a grave robber.
a person who revels in what is revolting.

Origin of ghoul

First recorded in 1780–90, ghoul is from the Arabic word ghūl Unabridged Based on the Random House Unabridged Dictionary, © Random House, Inc. 2019

Examples from the Web for ghoul

Contemporary Examples of ghoul

Historical Examples of ghoul

  • He was a sottish-looking fellow, and there was something of the glare of a ghoul in his eyes.

    The Trail of '98

    Robert W. Service

  • It is a ghoul, it haunts his dreams, this image, with its hateful conclusions.

  • It was the physiognomy of what I should fancy a ghoul might be.

    A Stable for Nightmares

    J. Sheridan Le Fanu

  • But then he was such a worthless vagabond, a ghoul who had robbed a dead body.

    Five Tales

    John Galsworthy
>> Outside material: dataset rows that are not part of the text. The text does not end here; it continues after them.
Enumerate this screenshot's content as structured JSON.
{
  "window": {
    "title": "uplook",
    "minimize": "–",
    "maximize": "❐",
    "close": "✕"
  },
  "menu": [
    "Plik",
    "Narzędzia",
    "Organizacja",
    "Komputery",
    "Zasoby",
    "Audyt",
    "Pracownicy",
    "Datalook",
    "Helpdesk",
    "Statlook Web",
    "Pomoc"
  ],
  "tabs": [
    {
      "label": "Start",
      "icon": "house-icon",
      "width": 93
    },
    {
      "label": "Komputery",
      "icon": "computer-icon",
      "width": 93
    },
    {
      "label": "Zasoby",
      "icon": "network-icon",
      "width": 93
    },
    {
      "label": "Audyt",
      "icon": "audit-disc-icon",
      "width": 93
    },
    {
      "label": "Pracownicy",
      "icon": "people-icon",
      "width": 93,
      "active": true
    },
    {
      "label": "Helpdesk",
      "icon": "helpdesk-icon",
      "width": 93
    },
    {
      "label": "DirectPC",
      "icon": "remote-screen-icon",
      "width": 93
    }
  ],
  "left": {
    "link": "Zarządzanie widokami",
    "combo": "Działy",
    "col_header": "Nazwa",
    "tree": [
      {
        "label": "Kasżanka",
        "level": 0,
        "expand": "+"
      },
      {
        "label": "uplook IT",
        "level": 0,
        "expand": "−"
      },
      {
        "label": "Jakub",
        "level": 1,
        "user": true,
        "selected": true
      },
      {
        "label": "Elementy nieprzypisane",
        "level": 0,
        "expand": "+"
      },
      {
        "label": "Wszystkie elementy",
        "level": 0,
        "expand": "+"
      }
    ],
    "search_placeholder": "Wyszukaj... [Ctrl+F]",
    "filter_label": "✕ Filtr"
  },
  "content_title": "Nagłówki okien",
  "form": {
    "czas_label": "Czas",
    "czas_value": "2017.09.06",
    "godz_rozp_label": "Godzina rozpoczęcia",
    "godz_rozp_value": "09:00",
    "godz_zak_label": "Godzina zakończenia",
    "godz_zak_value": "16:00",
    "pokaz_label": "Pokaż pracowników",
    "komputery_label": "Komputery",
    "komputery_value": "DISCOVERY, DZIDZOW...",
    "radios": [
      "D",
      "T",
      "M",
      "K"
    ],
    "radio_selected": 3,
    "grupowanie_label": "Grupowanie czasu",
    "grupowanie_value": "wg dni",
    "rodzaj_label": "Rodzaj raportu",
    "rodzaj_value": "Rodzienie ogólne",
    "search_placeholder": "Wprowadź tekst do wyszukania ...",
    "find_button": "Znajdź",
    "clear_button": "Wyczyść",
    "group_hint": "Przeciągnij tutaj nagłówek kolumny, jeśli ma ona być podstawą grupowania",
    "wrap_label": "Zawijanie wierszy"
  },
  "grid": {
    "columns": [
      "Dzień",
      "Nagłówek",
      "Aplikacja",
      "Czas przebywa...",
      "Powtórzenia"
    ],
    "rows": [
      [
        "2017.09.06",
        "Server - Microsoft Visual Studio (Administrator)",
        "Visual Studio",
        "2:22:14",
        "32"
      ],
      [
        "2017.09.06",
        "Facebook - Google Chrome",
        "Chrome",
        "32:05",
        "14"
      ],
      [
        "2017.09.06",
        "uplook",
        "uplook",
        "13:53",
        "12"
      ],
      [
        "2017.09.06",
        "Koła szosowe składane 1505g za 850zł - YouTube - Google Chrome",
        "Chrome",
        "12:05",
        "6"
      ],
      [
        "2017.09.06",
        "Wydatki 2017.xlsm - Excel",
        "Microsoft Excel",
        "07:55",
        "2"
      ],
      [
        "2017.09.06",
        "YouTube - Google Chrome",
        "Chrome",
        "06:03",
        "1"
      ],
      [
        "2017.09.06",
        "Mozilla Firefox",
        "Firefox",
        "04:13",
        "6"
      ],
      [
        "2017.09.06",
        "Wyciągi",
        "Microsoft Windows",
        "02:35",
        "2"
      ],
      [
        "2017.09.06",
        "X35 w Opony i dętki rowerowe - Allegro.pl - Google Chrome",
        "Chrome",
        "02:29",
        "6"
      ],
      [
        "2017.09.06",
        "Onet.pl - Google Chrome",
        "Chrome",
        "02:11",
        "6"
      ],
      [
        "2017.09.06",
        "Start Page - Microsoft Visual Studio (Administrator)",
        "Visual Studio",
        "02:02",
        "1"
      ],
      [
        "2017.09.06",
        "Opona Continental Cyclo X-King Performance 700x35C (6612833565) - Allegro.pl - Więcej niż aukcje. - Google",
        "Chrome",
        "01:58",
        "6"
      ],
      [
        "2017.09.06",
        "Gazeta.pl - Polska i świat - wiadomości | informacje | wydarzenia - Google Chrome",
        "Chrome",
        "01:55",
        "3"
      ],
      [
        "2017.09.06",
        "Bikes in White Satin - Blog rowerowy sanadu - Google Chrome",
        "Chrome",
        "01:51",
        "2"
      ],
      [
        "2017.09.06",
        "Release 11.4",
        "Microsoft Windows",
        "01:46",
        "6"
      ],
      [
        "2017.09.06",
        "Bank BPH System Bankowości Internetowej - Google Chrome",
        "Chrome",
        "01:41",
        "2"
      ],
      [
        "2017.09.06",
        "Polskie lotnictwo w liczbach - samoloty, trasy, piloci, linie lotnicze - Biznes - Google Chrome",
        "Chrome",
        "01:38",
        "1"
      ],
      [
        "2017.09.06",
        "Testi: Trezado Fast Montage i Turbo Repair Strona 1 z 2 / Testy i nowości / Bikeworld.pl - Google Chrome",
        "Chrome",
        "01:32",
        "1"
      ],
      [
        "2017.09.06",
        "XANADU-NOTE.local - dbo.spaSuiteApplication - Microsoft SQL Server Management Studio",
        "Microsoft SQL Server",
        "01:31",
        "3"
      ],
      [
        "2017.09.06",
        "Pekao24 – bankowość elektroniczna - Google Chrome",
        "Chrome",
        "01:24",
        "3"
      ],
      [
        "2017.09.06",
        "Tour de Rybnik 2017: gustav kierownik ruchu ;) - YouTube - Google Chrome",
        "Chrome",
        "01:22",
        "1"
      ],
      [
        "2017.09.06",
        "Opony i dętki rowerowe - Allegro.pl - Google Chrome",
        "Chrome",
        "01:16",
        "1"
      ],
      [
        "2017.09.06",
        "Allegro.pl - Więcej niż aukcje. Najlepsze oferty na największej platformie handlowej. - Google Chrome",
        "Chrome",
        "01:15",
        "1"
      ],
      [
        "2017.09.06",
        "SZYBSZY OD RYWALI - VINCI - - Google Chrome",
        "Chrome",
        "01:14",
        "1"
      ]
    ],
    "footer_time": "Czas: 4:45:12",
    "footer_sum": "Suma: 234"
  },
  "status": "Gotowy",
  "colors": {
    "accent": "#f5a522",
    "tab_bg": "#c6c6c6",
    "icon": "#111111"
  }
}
  • We go to ashes at once, and leave no corpse for a ghoul to inhabit and make a vampire of.

    Robert Falconer

    George MacDonald

British Dictionary definitions for ghoul



a malevolent spirit or ghost
a person interested in morbid or disgusting things
a person who robs graves
(in Muslim legend) an evil demon thought to eat human bodies, either stolen corpses or children

Word Origin for ghoul

C18: from Arabic ghūl, from ghāla he seized
Collins English Dictionary - Complete & Unabridged 2012 Digital Edition © William Collins Sons & Co. Ltd. 1979, 1986 © HarperCollins Publishers 1998, 2000, 2003, 2005, 2006, 2007, 2009, 2012

Word Origin and History for ghoul

1786, in the English translation of Beckford's "Vathek," from Arabic ghul, an evil spirit that robs graves and feeds on corpses, from ghala "he seized."

Online Etymology Dictionary, © 2010 Douglas Harper